§ TASK DESCRIPTION:
Reproduce each record exactly. The pictures should be skipped.

### DATA EXTRACTS

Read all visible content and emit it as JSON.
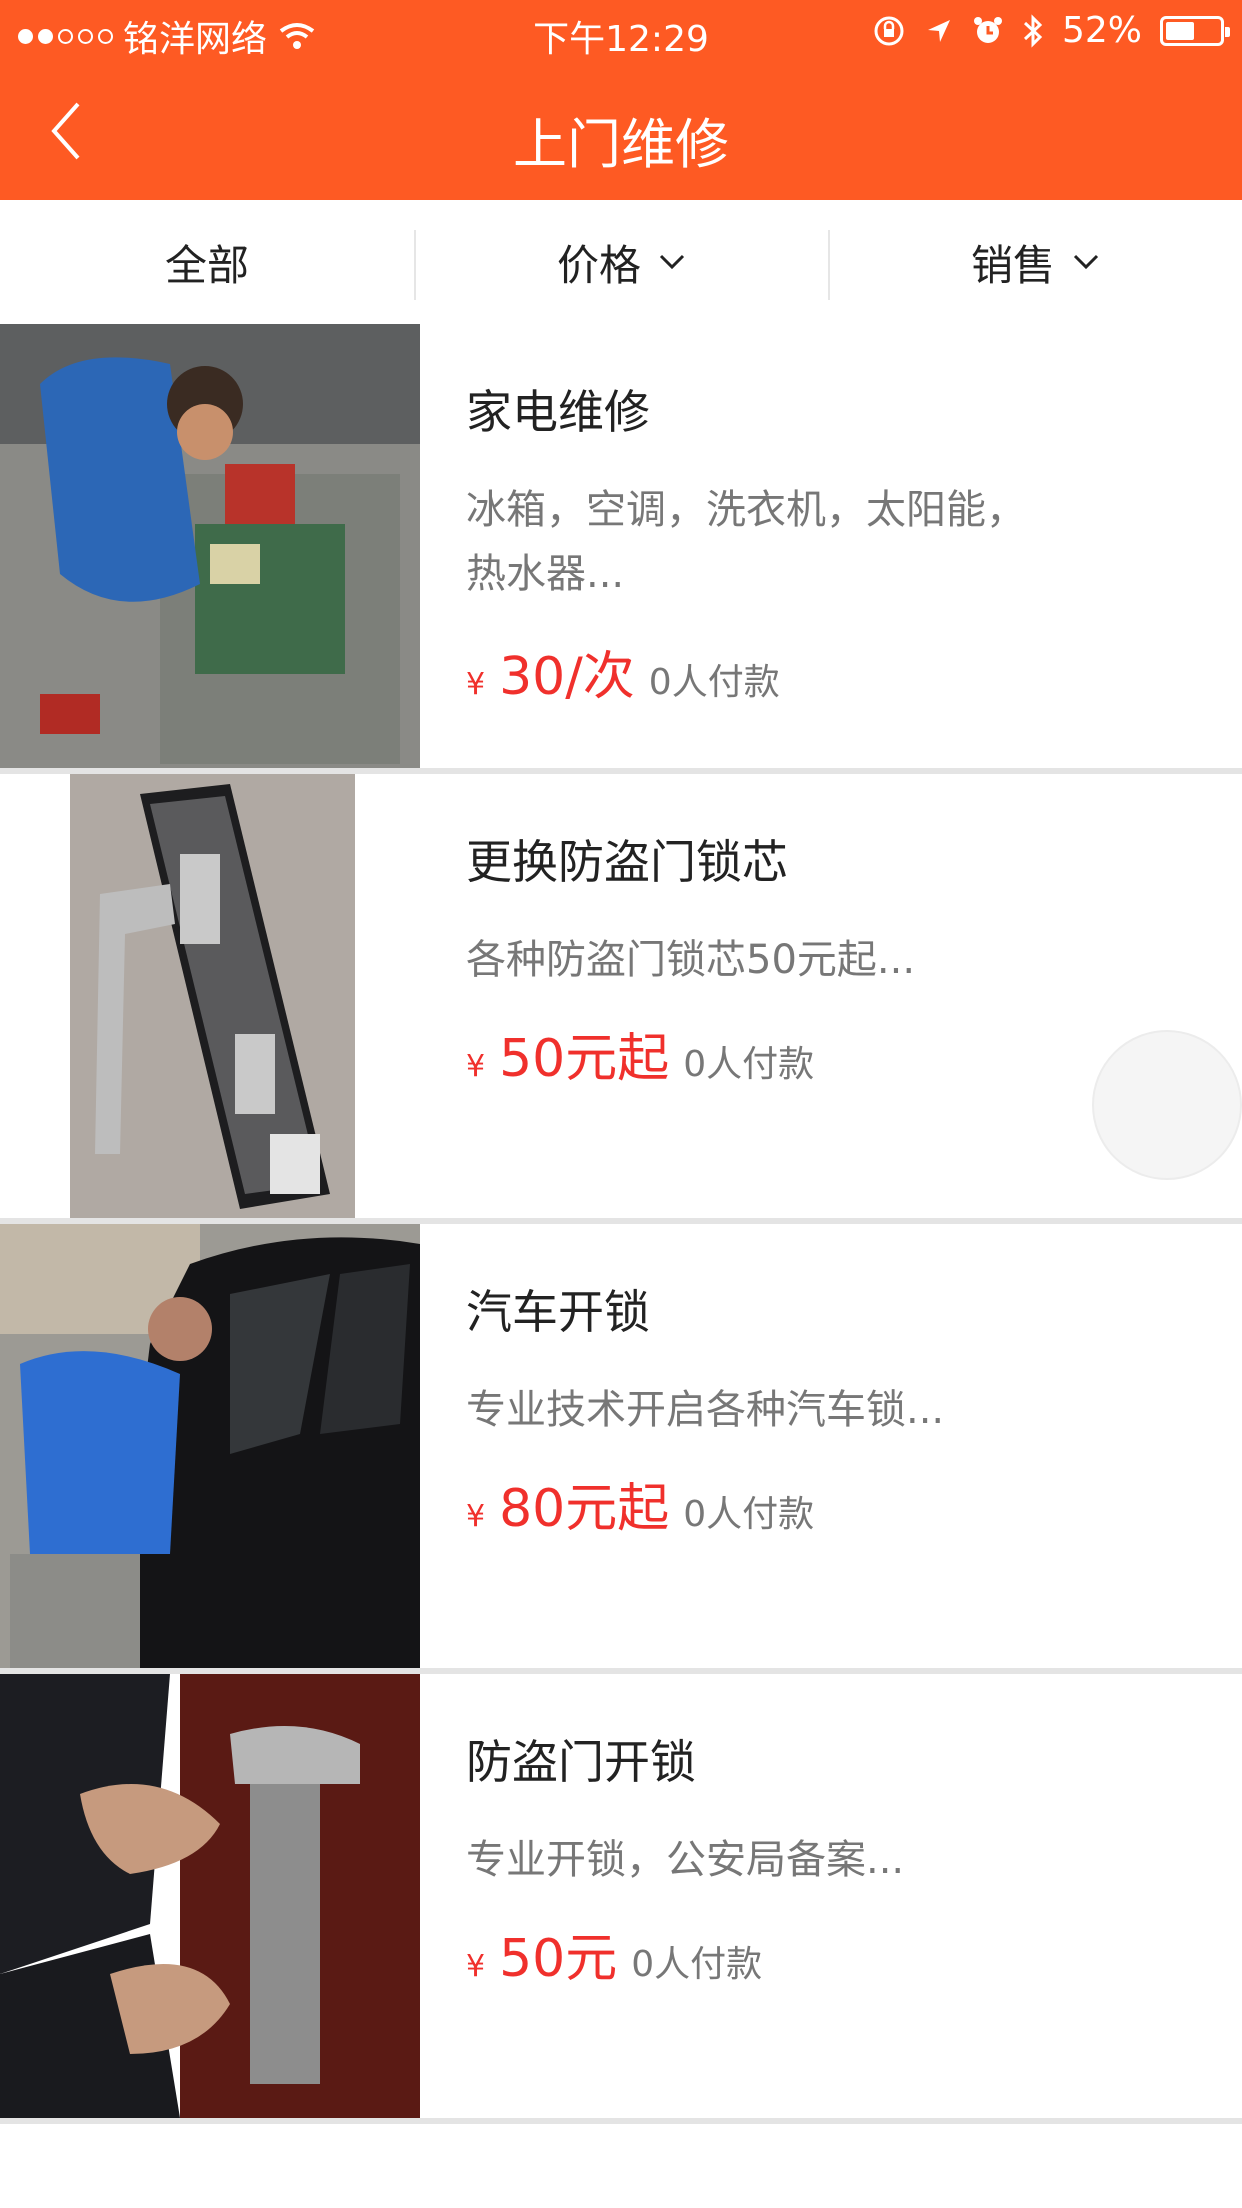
{
  "status_bar": {
    "carrier": "铭洋网络",
    "time": "下午12:29",
    "battery": "52%",
    "signal_bars_filled": 2,
    "signal_bars_total": 5,
    "battery_level": 0.52
  },
  "nav": {
    "title": "上门维修"
  },
  "filters": [
    {
      "label": "全部"
    },
    {
      "label": "价格"
    },
    {
      "label": "销售"
    }
  ],
  "items": [
    {
      "name": "家电维修",
      "desc": "冰箱，空调，洗衣机，太阳能，热水器...",
      "currency": "¥",
      "price": "30/次",
      "paid": "0人付款"
    },
    {
      "name": "更换防盗门锁芯",
      "desc": "各种防盗门锁芯50元起...",
      "currency": "¥",
      "price": "50元起",
      "paid": "0人付款"
    },
    {
      "name": "汽车开锁",
      "desc": "专业技术开启各种汽车锁...",
      "currency": "¥",
      "price": "80元起",
      "paid": "0人付款"
    },
    {
      "name": "防盗门开锁",
      "desc": "专业开锁，公安局备案...",
      "currency": "¥",
      "price": "50元",
      "paid": "0人付款"
    }
  ],
  "colors": {
    "header": "#fe5a23",
    "price": "#f0302c"
  }
}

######

§ RESPONSE BOX:
Read all visible content and emit it as JSON.
{
  "status_bar": {
    "carrier": "铭洋网络",
    "time": "下午12:29",
    "battery": "52%",
    "signal_bars_filled": 2,
    "signal_bars_total": 5,
    "battery_level": 0.52
  },
  "nav": {
    "title": "上门维修"
  },
  "filters": [
    {
      "label": "全部"
    },
    {
      "label": "价格"
    },
    {
      "label": "销售"
    }
  ],
  "items": [
    {
      "name": "家电维修",
      "desc": "冰箱，空调，洗衣机，太阳能，热水器...",
      "currency": "¥",
      "price": "30/次",
      "paid": "0人付款"
    },
    {
      "name": "更换防盗门锁芯",
      "desc": "各种防盗门锁芯50元起...",
      "currency": "¥",
      "price": "50元起",
      "paid": "0人付款"
    },
    {
      "name": "汽车开锁",
      "desc": "专业技术开启各种汽车锁...",
      "currency": "¥",
      "price": "80元起",
      "paid": "0人付款"
    },
    {
      "name": "防盗门开锁",
      "desc": "专业开锁，公安局备案...",
      "currency": "¥",
      "price": "50元",
      "paid": "0人付款"
    }
  ],
  "colors": {
    "header": "#fe5a23",
    "price": "#f0302c"
  }
}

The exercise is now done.